## Problem requirements
Find the string "true" in the entries and copy each line that has it.

◆ ◆ ◆ ◆

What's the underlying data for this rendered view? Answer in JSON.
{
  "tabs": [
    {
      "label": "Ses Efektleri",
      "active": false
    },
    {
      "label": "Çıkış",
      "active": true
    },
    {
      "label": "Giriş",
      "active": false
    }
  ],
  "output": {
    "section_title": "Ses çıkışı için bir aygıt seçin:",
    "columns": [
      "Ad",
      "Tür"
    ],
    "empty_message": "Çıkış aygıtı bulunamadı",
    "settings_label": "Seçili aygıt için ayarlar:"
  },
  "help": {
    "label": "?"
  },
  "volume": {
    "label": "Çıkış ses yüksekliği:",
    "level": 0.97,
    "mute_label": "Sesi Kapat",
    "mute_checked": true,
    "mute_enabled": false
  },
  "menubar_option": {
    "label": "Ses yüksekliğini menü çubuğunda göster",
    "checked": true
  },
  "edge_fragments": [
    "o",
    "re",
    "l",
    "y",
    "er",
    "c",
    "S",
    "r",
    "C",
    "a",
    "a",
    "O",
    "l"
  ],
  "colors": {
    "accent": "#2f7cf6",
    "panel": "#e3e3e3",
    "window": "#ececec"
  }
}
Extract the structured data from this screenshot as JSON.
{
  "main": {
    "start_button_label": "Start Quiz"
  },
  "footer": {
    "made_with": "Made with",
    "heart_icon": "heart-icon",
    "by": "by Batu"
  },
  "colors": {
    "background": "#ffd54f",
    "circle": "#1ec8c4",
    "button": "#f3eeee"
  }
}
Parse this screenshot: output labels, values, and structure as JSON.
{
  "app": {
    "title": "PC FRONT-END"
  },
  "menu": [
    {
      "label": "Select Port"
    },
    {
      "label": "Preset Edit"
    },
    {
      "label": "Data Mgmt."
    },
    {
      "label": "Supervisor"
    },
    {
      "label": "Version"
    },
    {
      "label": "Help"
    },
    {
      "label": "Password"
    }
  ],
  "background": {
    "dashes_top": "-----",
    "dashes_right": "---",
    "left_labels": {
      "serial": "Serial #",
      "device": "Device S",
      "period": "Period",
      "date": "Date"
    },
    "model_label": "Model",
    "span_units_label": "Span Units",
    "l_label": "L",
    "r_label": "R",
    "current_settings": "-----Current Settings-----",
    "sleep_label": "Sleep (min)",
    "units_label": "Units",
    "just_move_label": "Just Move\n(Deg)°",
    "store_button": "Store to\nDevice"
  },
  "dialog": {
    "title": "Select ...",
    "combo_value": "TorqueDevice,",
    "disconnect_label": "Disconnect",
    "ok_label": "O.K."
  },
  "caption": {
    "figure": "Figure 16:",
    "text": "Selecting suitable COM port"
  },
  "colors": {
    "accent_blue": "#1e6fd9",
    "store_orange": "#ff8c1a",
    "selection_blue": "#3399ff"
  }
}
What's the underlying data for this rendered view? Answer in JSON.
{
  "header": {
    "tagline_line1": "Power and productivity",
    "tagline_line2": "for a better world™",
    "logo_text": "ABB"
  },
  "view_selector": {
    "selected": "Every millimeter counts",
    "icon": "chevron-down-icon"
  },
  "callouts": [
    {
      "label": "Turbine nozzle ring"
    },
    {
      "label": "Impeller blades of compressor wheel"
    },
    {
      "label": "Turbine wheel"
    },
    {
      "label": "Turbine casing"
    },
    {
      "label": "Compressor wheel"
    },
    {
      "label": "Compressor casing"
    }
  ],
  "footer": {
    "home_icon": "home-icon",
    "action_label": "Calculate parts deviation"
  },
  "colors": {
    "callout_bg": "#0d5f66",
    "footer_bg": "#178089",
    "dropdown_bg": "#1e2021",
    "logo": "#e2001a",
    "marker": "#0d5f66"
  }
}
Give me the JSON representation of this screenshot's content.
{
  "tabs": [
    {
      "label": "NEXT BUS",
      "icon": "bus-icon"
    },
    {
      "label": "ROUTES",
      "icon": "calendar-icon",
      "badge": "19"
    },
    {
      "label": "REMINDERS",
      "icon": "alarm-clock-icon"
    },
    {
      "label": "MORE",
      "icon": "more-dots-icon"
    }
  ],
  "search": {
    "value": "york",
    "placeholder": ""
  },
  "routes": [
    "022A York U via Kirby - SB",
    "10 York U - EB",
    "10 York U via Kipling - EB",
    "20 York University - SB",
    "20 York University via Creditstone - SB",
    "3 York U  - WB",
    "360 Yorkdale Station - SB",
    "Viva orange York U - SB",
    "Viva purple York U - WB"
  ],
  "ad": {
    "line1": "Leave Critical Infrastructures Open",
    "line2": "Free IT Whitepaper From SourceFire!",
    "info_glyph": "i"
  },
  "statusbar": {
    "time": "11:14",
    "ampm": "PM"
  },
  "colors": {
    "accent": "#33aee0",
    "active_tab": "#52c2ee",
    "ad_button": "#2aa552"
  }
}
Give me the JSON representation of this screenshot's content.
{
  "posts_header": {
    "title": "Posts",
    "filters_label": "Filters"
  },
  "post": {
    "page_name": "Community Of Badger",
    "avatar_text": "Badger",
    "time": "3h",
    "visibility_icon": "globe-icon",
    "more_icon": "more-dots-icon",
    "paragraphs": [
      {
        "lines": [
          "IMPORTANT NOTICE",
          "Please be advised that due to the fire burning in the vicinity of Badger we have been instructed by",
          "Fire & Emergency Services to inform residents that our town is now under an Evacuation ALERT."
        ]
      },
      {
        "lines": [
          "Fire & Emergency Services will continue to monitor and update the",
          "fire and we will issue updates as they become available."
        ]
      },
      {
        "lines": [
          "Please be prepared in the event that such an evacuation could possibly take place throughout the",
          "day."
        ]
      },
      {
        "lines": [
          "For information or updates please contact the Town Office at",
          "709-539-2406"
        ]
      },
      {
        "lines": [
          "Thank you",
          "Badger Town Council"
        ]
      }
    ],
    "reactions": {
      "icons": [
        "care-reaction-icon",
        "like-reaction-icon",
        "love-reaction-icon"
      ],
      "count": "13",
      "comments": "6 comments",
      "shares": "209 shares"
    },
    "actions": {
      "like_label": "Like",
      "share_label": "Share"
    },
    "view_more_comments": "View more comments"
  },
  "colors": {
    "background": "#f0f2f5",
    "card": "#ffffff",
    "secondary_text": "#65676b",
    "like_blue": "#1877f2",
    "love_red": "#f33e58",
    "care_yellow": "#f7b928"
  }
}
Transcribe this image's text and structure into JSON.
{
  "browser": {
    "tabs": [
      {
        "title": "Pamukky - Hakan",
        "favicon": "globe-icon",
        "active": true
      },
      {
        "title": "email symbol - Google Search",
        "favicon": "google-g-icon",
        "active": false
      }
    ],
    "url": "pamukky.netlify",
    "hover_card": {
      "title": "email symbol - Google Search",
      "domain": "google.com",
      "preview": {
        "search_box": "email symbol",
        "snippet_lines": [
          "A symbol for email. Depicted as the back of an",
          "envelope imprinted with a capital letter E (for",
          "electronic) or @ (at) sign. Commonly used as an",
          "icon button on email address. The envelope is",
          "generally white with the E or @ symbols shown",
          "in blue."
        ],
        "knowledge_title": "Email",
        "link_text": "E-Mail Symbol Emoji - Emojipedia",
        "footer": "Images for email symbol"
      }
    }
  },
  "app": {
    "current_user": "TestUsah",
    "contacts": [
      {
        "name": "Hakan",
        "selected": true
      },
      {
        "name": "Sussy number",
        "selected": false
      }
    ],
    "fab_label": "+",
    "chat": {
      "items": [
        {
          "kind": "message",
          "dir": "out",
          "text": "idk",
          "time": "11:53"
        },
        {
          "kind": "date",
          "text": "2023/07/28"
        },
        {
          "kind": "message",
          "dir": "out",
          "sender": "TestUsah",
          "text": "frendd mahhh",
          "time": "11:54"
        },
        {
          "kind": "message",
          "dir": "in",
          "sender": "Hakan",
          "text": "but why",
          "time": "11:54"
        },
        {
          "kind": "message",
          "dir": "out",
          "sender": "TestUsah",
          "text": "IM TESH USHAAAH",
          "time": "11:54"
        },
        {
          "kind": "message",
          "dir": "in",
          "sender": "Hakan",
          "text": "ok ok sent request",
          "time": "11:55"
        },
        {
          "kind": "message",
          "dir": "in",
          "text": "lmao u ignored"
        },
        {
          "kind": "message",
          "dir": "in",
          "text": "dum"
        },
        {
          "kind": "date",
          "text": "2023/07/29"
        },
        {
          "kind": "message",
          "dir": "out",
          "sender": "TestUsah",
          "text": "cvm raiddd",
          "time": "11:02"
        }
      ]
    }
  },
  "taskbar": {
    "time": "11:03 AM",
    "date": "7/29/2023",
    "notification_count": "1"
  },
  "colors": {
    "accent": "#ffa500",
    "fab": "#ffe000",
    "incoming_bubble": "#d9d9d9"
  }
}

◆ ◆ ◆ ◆

## Output for this task
      "active": true
    "mute_checked": true,
    "checked": true
        "active": true
        "selected": true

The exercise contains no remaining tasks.